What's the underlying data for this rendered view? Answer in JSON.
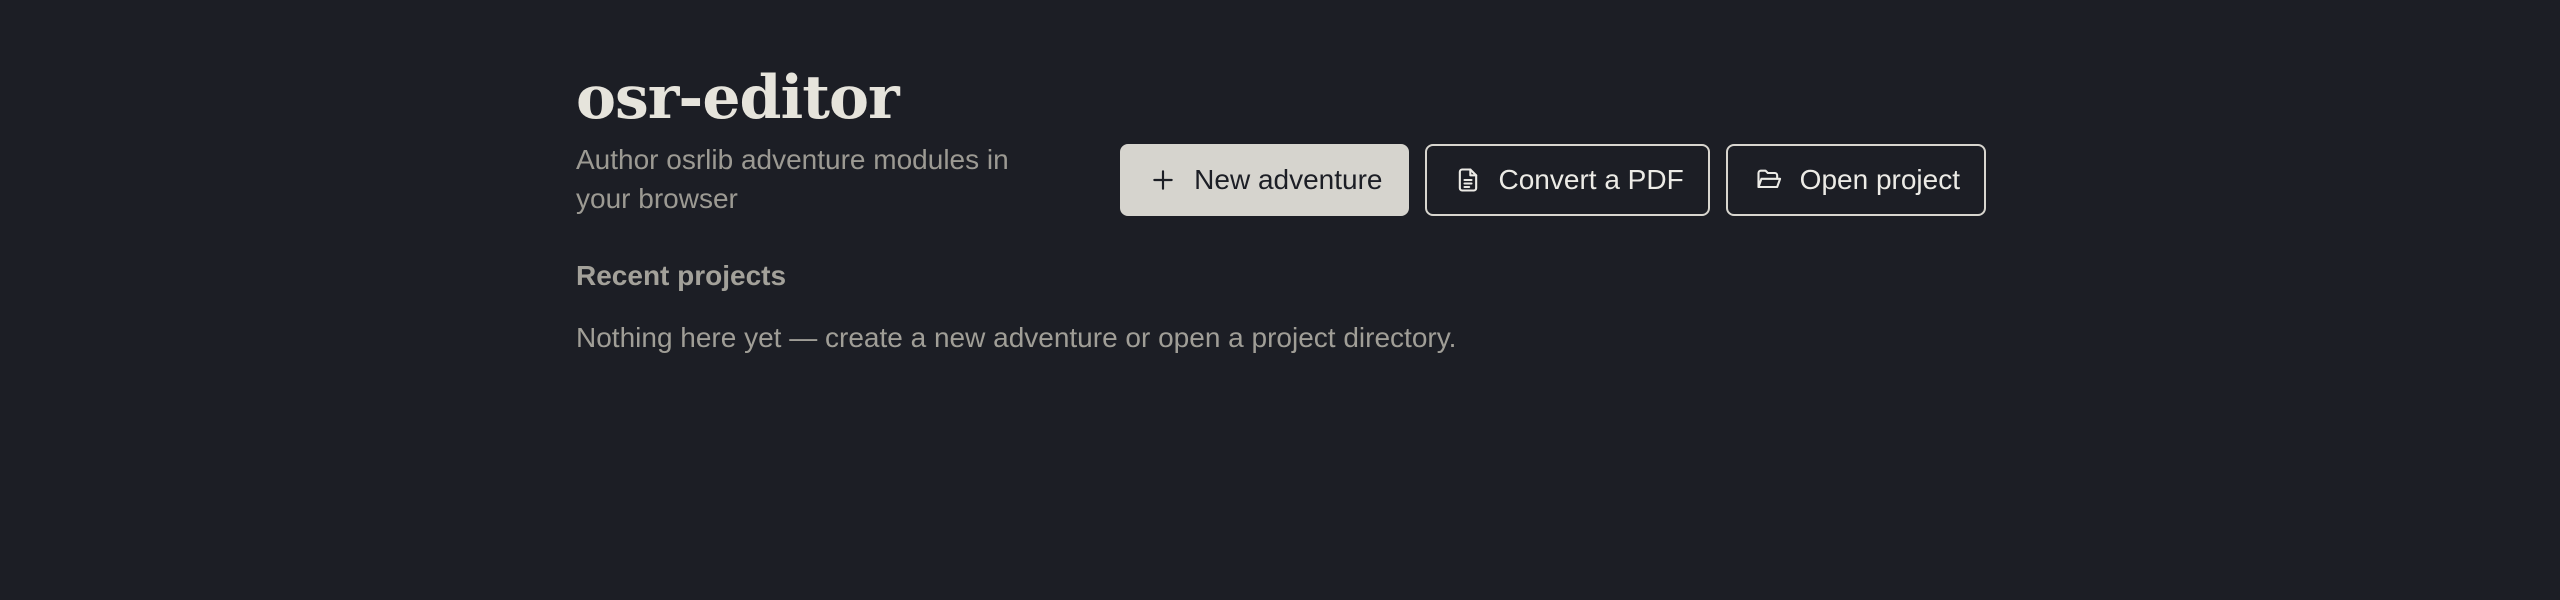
{
  "app": {
    "title": "osr-editor",
    "subtitle": "Author osrlib adventure modules in your browser"
  },
  "actions": {
    "new_adventure": {
      "label": "New adventure",
      "icon": "plus-icon"
    },
    "convert_pdf": {
      "label": "Convert a PDF",
      "icon": "document-icon"
    },
    "open_project": {
      "label": "Open project",
      "icon": "folder-open-icon"
    }
  },
  "recent": {
    "heading": "Recent projects",
    "empty_message": "Nothing here yet — create a new adventure or open a project directory."
  },
  "colors": {
    "background": "#1c1e25",
    "primary_button": "#d6d4ce",
    "text_primary": "#e6e4dc",
    "text_muted": "#9c9a93"
  }
}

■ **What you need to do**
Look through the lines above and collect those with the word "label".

■ **Answer**
      "label": "New adventure",
      "label": "Convert a PDF",
      "label": "Open project",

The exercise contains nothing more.